Scoot over, Scotland: there’s a new player in the single malt game – and it’s actually your neighbour to the North. Myken, a Norwegian island just north of the Arctic circle, is currently home to the world’s northernmost whisky distillery as well as a new single malt that has matured under the midnight sun and the Northern Lights. Here’s what you need to know about the Myken whisky.
It’s a labour of love
Myken Distillery was established in 2013 by a group of five Norwegian whisky enthusiasts who loved Myken island so much that they were looking for a reason to move there permanently. So they bought the island’s old fish factory and turned it into a small distillery that started production in 2014. The first product to come out of their casks and on the Norwegian market was Myken Arctic Gin, with juniper that was mostly gathered from Myken island – but the real star of the show took four years of work to finally be ready.

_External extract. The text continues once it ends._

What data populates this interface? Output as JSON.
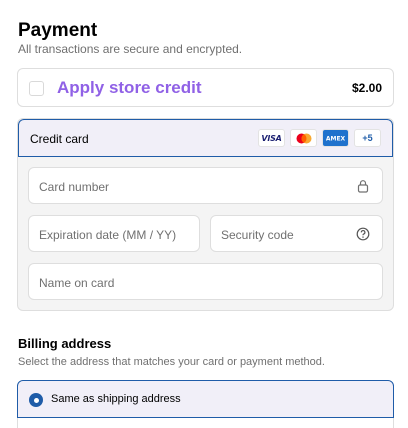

It’s already going places
Although the product wasn’t ready at the time, the Myken whisky team made an appearance at the Oslo Whisky Festival in 2014 to talk about their process. Since then, they’ve been participating in whisky fairs and masterclasses all around Norway and Sweden, while also doing private cask samples for clients and guided tours of the distillery, organising pop-up whisky bars in major Norwegian cities and inviting chefs over at Myken for food pairing tastings. Not too bad for a labour of love!
It’s an integral part of Norwegian nature
The team didn’t just choose Myken for its fresh air (although they love its fresh air). They believe that the energy of the ocean waves, constantly crashing so close to the distillery and the warehouse, actually carries to the final product. Myken whisky is actually made from desalinated Arctic seawater straight from the Vestfjorden and stored and matured under the midnight sun and the Northern Lights. And although right now they have to import their malt from Germany (since the quality of the existing Norwegian malt is not up to their standards), their ultimate goal is to cultivate their own malt – for a product that will be 100 percent locally made.